With the help of a 48C manufacturing tax credit worth $2 million under the American Recovery and Reinvestment Act, McQuay's Minnesota and Virginia plants have been or will be upgraded and expanded to produce new lines of energy efficient products.
The tax credit is playing a role, but offering a bigger—and more efficient—selection of HVAC products also came down to basic economics: the customers were requesting it.
"There is strong appetite for this," says Don Winter, vice president of marketing at McQuay, which is based in Minneapolis. "Almost across the board, we are launching multiple new product families that are more energy efficient than their predecessors. We see it is an important trend for us."
The $7 million investments started last year at the Staunton, Va., plant, which expanded operations to manufacture a new line of air-cooled chillers, some of which are up to 50 percent more efficient than its standard model. "In fact," Winter says, "now we have five different efficiency levels."
Plans for new construction and equipment upgrades at the Minnesota plant are also underway. This facility will be expanding its line of energy-efficient, roof top HVAC units.
All these products can contribute to multiple LEED points for a building and save companies thousands of dollars per month in electric bills.
More about the 48C
The U.S. Department of Energy and U.S. Department of the Treasury partnered to help fund more than 180 clean energy manufacturing projects through the 48C tax credit. The funds will be used to produce solar panels, wind turbines, geothermal equipment and other clean energy projects, like energy-efficient HVAC units—putting the country on track to double capacity to manufacture these components by 2012.
Crawford Condominiums in Portsmouth, Va., a 19-story complex built in the 1960s, achieved a savings of $3,000 a month in electrical costs after two of McQuay's chillers were installed, according to McQuay. Herakles Data of Sacramento, Calif., a data processing center, installed five modular central plant systems (a chiller, cooling tower and water treatment system all in one) and saw a 22 percent reduction in energy use. That reduced energy usage earned the company a $50,000 rebate from the Sacramento Municipal Utility District.
New products, new jobs
2009 was a challenging year for McQuay due to the economy, but the recent investments are allowing the plants to take on new—and old—employees.
Winter says the Virginia plant has brought back furloughed workers and hired new employees as a result of the expansion and tax credit.

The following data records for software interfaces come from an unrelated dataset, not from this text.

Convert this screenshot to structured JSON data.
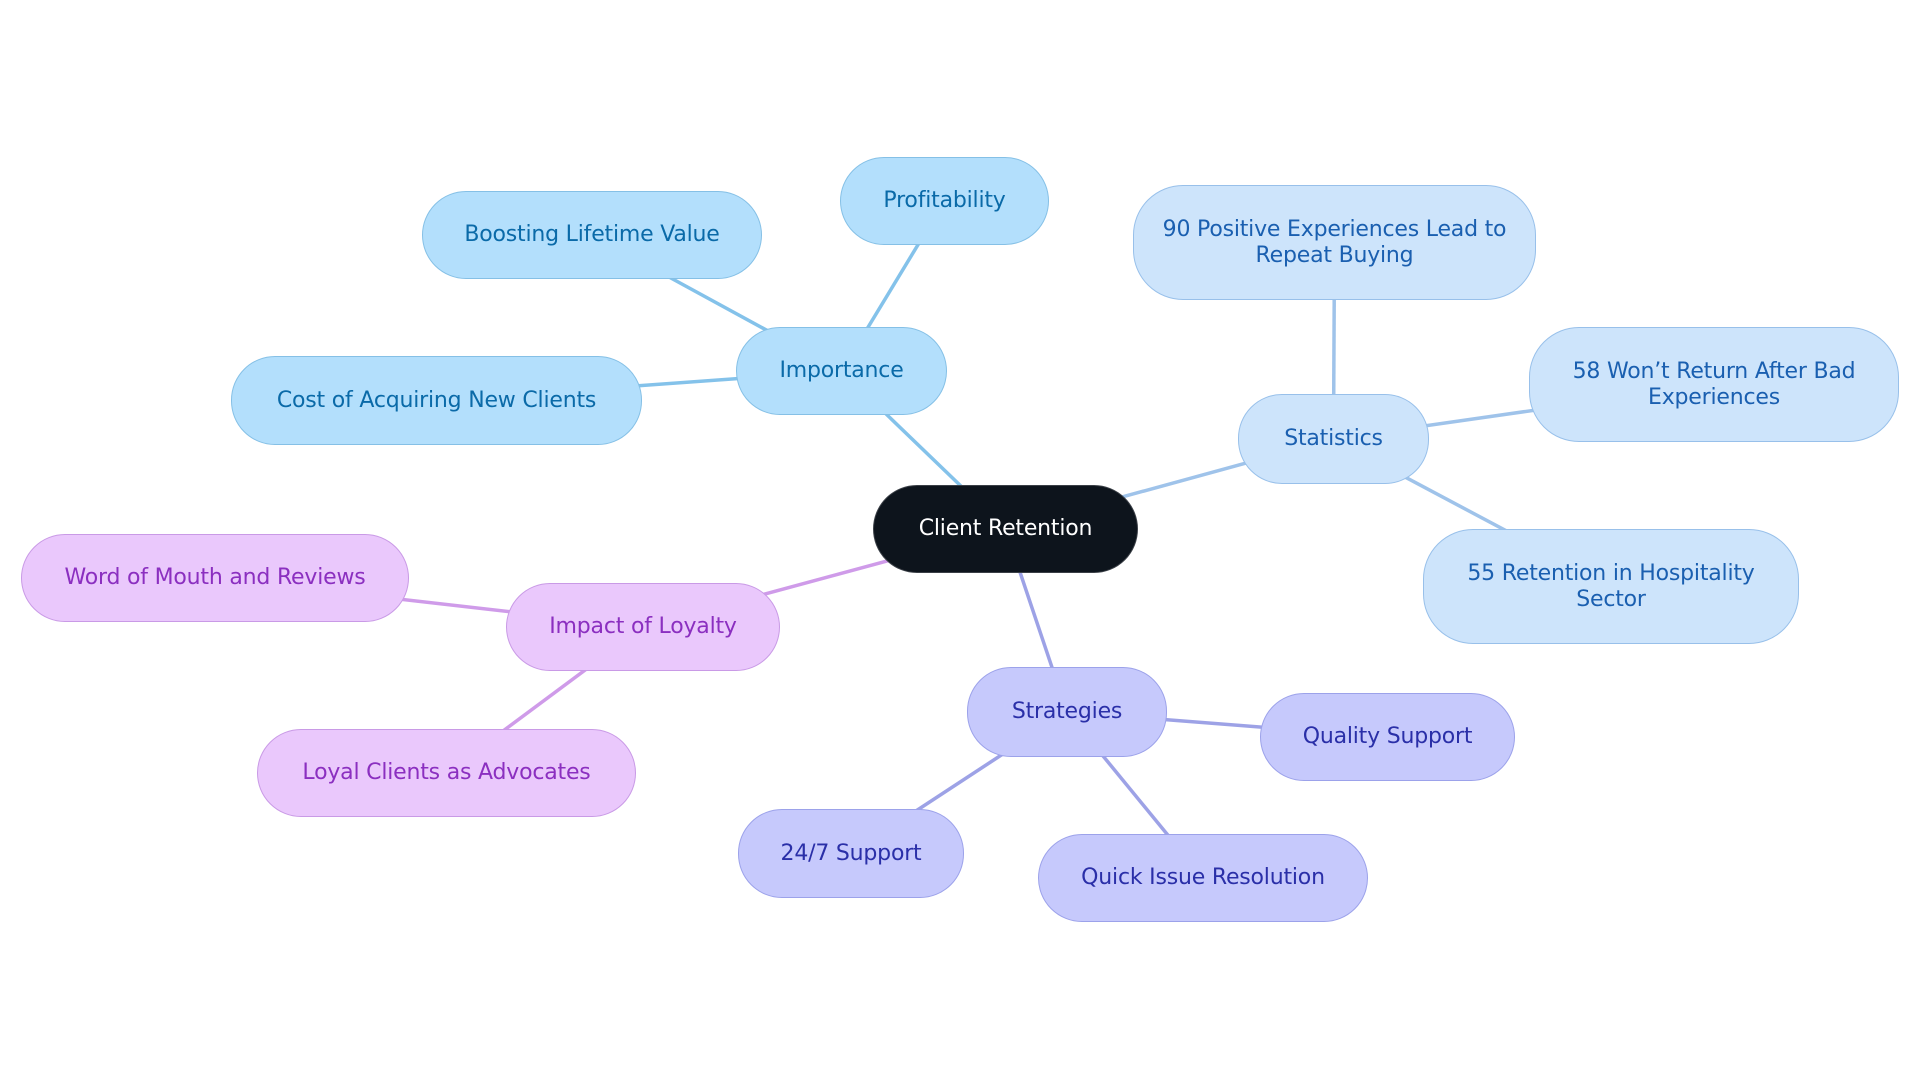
{
  "diagram": {
    "type": "mindmap",
    "root": {
      "id": "root",
      "label": "Client Retention"
    },
    "colors": {
      "importance_edge": "#84c2ea",
      "statistics_edge": "#9fc3ea",
      "loyalty_edge": "#cf9be9",
      "strategies_edge": "#9da2e6",
      "root_fill": "#0d141c"
    },
    "branches": [
      {
        "id": "importance",
        "label": "Importance",
        "theme": "t-imp",
        "children": [
          {
            "id": "profitability",
            "label": "Profitability"
          },
          {
            "id": "boosting",
            "label": "Boosting Lifetime Value"
          },
          {
            "id": "cost",
            "label": "Cost of Acquiring New Clients"
          }
        ]
      },
      {
        "id": "statistics",
        "label": "Statistics",
        "theme": "t-stat",
        "children": [
          {
            "id": "stat90",
            "label": "90 Positive Experiences Lead to Repeat Buying"
          },
          {
            "id": "stat58",
            "label": "58 Won’t Return After Bad Experiences"
          },
          {
            "id": "stat55",
            "label": "55 Retention in Hospitality Sector"
          }
        ]
      },
      {
        "id": "loyalty",
        "label": "Impact of Loyalty",
        "theme": "t-loy",
        "children": [
          {
            "id": "wom",
            "label": "Word of Mouth and Reviews"
          },
          {
            "id": "advocates",
            "label": "Loyal Clients as Advocates"
          }
        ]
      },
      {
        "id": "strategies",
        "label": "Strategies",
        "theme": "t-str",
        "children": [
          {
            "id": "quality",
            "label": "Quality Support"
          },
          {
            "id": "support247",
            "label": "24/7 Support"
          },
          {
            "id": "quick",
            "label": "Quick Issue Resolution"
          }
        ]
      }
    ]
  }
}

The Minnesota plant also had a series of furloughs last year. The new manufacturing investment could turn that around. "It is our desire and hope that this creates jobs," he says.
The company may be giving the people what they want, but its own environmental policy is worth noting.

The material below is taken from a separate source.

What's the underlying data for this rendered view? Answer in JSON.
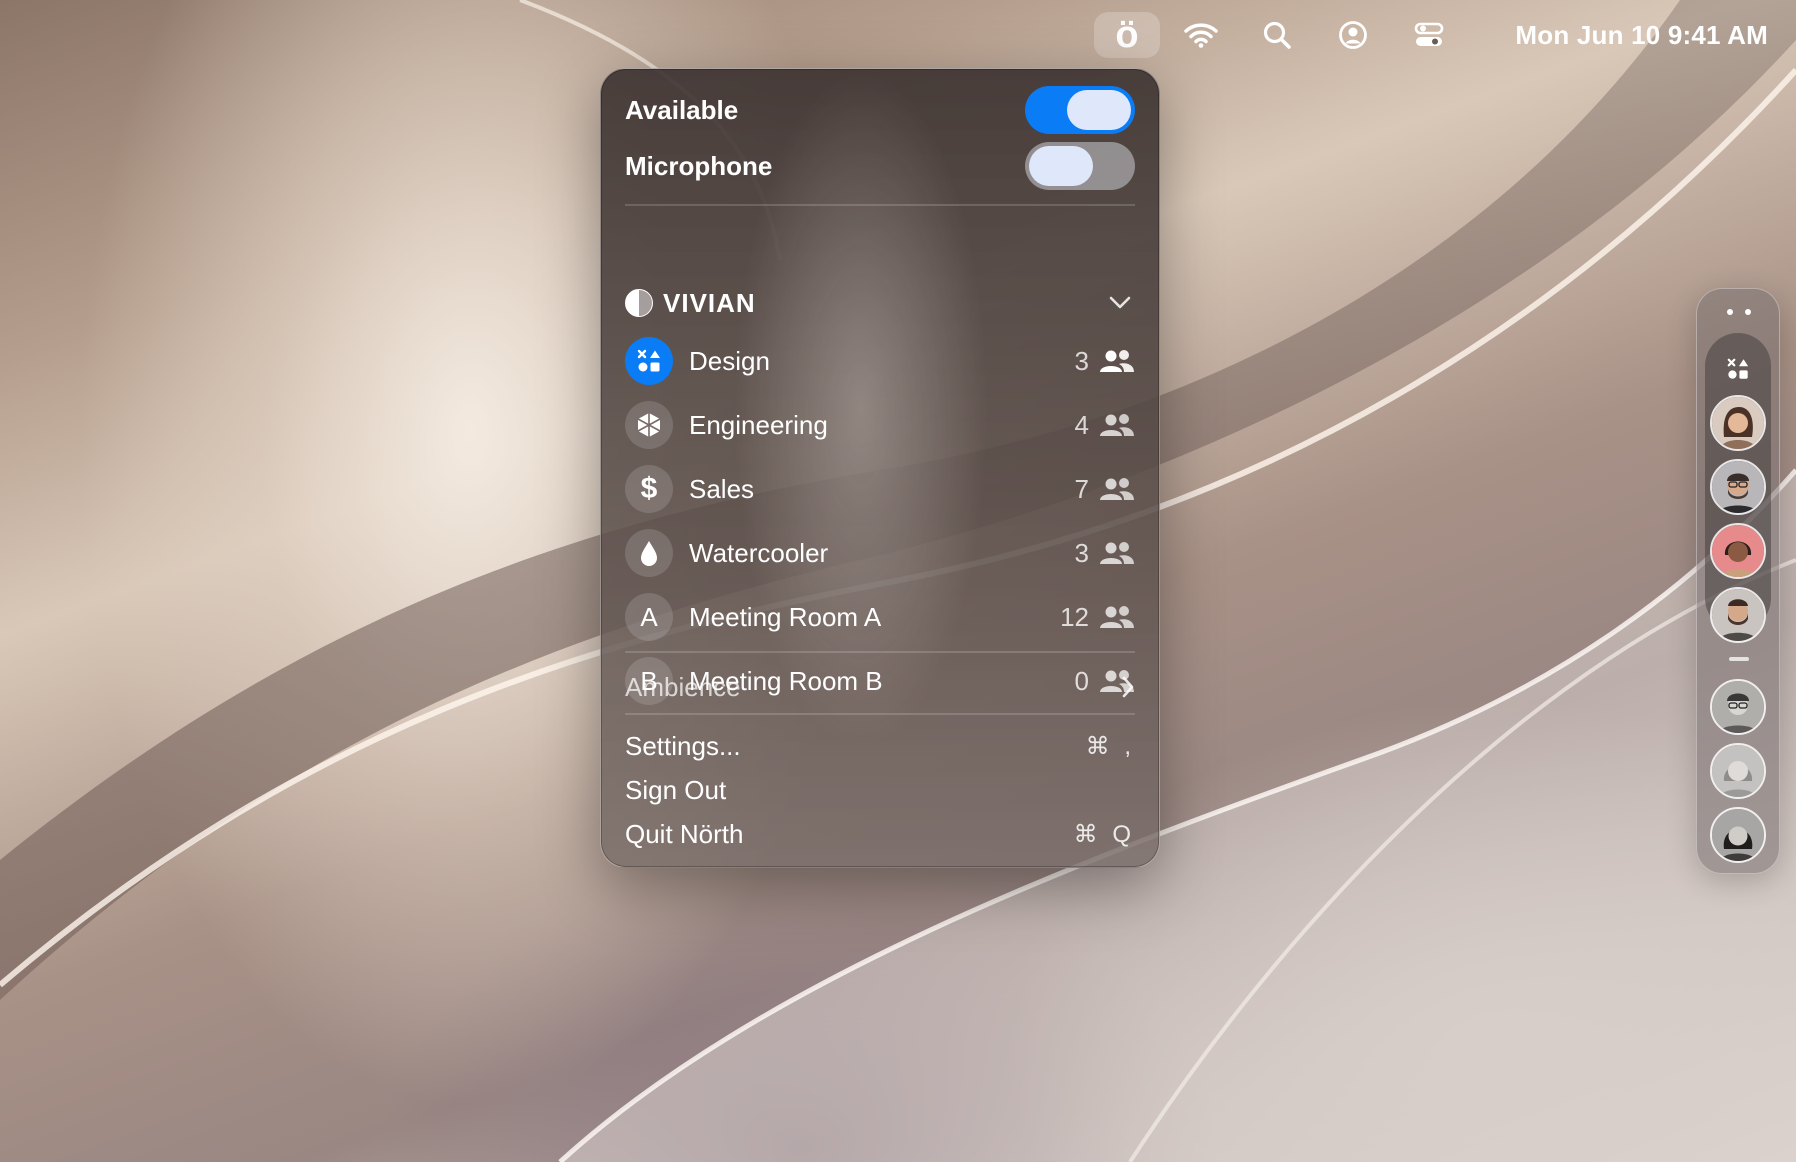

Winter says the company is always looking for ways to minimize operating costs and cut down on energy use by investing in more energy-efficient equipment for all its plants.
This week, the office space at the Staunton facility earned the LEED silver certification, in part by using McQuay's own energy-efficient rooftop system to reduce energy used in the engineering wing and by reducing its water consumption by 40 percent.
"We want to practice what we preach," says Winter.